▶ _YOUR OBJECTIVE_
Below are some records; each one is to be set down again exactly.
::: RECORDS TO PROCESS :::
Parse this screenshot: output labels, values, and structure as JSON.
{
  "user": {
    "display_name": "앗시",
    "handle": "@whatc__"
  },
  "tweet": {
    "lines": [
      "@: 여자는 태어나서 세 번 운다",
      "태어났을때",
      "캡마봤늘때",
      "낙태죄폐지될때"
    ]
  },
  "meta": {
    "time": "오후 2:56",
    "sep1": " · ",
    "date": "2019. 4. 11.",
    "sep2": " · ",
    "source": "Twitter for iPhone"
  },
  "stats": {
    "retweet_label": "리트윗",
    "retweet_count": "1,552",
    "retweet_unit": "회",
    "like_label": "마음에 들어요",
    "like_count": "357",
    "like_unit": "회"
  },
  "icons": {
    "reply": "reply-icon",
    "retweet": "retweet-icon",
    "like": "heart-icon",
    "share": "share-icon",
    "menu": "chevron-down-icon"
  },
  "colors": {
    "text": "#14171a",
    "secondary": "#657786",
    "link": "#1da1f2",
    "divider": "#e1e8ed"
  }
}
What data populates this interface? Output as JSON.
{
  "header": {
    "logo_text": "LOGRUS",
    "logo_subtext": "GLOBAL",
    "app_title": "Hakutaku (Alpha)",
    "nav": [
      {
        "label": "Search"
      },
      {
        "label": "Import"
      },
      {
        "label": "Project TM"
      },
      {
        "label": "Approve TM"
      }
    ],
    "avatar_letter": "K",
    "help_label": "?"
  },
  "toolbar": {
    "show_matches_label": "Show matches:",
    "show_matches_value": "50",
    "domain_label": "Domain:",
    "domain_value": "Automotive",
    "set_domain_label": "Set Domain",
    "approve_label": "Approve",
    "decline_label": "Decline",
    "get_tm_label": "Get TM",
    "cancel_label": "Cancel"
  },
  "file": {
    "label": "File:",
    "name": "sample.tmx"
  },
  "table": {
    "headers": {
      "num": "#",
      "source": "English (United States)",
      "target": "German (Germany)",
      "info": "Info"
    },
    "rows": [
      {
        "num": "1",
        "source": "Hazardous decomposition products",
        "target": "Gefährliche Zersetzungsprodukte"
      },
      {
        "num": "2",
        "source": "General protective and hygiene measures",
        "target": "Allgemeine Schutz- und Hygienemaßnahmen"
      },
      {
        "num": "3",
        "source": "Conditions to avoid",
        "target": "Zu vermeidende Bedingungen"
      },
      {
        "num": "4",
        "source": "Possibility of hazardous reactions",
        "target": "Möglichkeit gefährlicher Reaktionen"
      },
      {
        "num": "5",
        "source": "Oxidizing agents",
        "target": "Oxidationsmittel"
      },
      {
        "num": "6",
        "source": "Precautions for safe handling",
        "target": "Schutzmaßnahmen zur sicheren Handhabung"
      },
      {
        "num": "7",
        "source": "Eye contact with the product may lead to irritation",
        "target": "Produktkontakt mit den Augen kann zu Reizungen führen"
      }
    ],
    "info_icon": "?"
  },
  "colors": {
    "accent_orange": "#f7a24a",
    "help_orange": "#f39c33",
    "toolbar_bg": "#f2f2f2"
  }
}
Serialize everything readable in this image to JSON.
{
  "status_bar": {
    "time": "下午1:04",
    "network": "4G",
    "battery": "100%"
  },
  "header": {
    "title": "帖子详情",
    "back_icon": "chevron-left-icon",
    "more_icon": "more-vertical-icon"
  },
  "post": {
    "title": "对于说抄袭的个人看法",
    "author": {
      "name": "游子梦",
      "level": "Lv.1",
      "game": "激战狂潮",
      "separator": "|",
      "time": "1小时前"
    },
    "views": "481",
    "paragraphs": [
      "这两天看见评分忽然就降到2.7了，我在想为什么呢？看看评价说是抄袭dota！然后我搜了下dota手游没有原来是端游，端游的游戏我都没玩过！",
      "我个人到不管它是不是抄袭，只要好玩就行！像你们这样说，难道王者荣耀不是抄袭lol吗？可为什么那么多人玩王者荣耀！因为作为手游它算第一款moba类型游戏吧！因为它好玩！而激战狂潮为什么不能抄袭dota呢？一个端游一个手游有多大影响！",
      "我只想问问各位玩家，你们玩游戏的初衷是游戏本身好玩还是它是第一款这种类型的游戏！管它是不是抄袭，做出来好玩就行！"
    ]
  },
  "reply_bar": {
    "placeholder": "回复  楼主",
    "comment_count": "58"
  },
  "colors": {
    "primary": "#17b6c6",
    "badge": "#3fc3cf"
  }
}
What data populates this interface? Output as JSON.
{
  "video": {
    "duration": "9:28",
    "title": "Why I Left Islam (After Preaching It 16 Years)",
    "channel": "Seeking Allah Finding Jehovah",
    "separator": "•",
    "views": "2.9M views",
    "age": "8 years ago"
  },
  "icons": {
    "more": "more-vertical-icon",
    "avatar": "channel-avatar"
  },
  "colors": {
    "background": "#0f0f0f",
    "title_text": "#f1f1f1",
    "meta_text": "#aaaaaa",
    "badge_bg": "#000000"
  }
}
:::
▶ _COMPLETED EXERCISE_
Parse this screenshot: output labels, values, and structure as JSON.
{
  "user": {
    "display_name": "앗시",
    "handle": "@whatc__"
  },
  "tweet": {
    "lines": [
      "@: 여자는 태어나서 세 번 운다",
      "태어났을때",
      "캡마봤늘때",
      "낙태죄폐지될때"
    ]
  },
  "meta": {
    "time": "오후 2:56",
    "sep1": " · ",
    "date": "2019. 4. 11.",
    "sep2": " · ",
    "source": "Twitter for iPhone"
  },
  "stats": {
    "retweet_label": "리트윗",
    "retweet_count": "1,552",
    "retweet_unit": "회",
    "like_label": "마음에 들어요",
    "like_count": "357",
    "like_unit": "회"
  },
  "icons": {
    "reply": "reply-icon",
    "retweet": "retweet-icon",
    "like": "heart-icon",
    "share": "share-icon",
    "menu": "chevron-down-icon"
  },
  "colors": {
    "text": "#14171a",
    "secondary": "#657786",
    "link": "#1da1f2",
    "divider": "#e1e8ed"
  }
}
What data populates this interface? Output as JSON.
{
  "header": {
    "logo_text": "LOGRUS",
    "logo_subtext": "GLOBAL",
    "app_title": "Hakutaku (Alpha)",
    "nav": [
      {
        "label": "Search"
      },
      {
        "label": "Import"
      },
      {
        "label": "Project TM"
      },
      {
        "label": "Approve TM"
      }
    ],
    "avatar_letter": "K",
    "help_label": "?"
  },
  "toolbar": {
    "show_matches_label": "Show matches:",
    "show_matches_value": "50",
    "domain_label": "Domain:",
    "domain_value": "Automotive",
    "set_domain_label": "Set Domain",
    "approve_label": "Approve",
    "decline_label": "Decline",
    "get_tm_label": "Get TM",
    "cancel_label": "Cancel"
  },
  "file": {
    "label": "File:",
    "name": "sample.tmx"
  },
  "table": {
    "headers": {
      "num": "#",
      "source": "English (United States)",
      "target": "German (Germany)",
      "info": "Info"
    },
    "rows": [
      {
        "num": "1",
        "source": "Hazardous decomposition products",
        "target": "Gefährliche Zersetzungsprodukte"
      },
      {
        "num": "2",
        "source": "General protective and hygiene measures",
        "target": "Allgemeine Schutz- und Hygienemaßnahmen"
      },
      {
        "num": "3",
        "source": "Conditions to avoid",
        "target": "Zu vermeidende Bedingungen"
      },
      {
        "num": "4",
        "source": "Possibility of hazardous reactions",
        "target": "Möglichkeit gefährlicher Reaktionen"
      },
      {
        "num": "5",
        "source": "Oxidizing agents",
        "target": "Oxidationsmittel"
      },
      {
        "num": "6",
        "source": "Precautions for safe handling",
        "target": "Schutzmaßnahmen zur sicheren Handhabung"
      },
      {
        "num": "7",
        "source": "Eye contact with the product may lead to irritation",
        "target": "Produktkontakt mit den Augen kann zu Reizungen führen"
      }
    ],
    "info_icon": "?"
  },
  "colors": {
    "accent_orange": "#f7a24a",
    "help_orange": "#f39c33",
    "toolbar_bg": "#f2f2f2"
  }
}
Serialize everything readable in this image to JSON.
{
  "status_bar": {
    "time": "下午1:04",
    "network": "4G",
    "battery": "100%"
  },
  "header": {
    "title": "帖子详情",
    "back_icon": "chevron-left-icon",
    "more_icon": "more-vertical-icon"
  },
  "post": {
    "title": "对于说抄袭的个人看法",
    "author": {
      "name": "游子梦",
      "level": "Lv.1",
      "game": "激战狂潮",
      "separator": "|",
      "time": "1小时前"
    },
    "views": "481",
    "paragraphs": [
      "这两天看见评分忽然就降到2.7了，我在想为什么呢？看看评价说是抄袭dota！然后我搜了下dota手游没有原来是端游，端游的游戏我都没玩过！",
      "我个人到不管它是不是抄袭，只要好玩就行！像你们这样说，难道王者荣耀不是抄袭lol吗？可为什么那么多人玩王者荣耀！因为作为手游它算第一款moba类型游戏吧！因为它好玩！而激战狂潮为什么不能抄袭dota呢？一个端游一个手游有多大影响！",
      "我只想问问各位玩家，你们玩游戏的初衷是游戏本身好玩还是它是第一款这种类型的游戏！管它是不是抄袭，做出来好玩就行！"
    ]
  },
  "reply_bar": {
    "placeholder": "回复  楼主",
    "comment_count": "58"
  },
  "colors": {
    "primary": "#17b6c6",
    "badge": "#3fc3cf"
  }
}
What data populates this interface? Output as JSON.
{
  "video": {
    "duration": "9:28",
    "title": "Why I Left Islam (After Preaching It 16 Years)",
    "channel": "Seeking Allah Finding Jehovah",
    "separator": "•",
    "views": "2.9M views",
    "age": "8 years ago"
  },
  "icons": {
    "more": "more-vertical-icon",
    "avatar": "channel-avatar"
  },
  "colors": {
    "background": "#0f0f0f",
    "title_text": "#f1f1f1",
    "meta_text": "#aaaaaa",
    "badge_bg": "#000000"
  }
}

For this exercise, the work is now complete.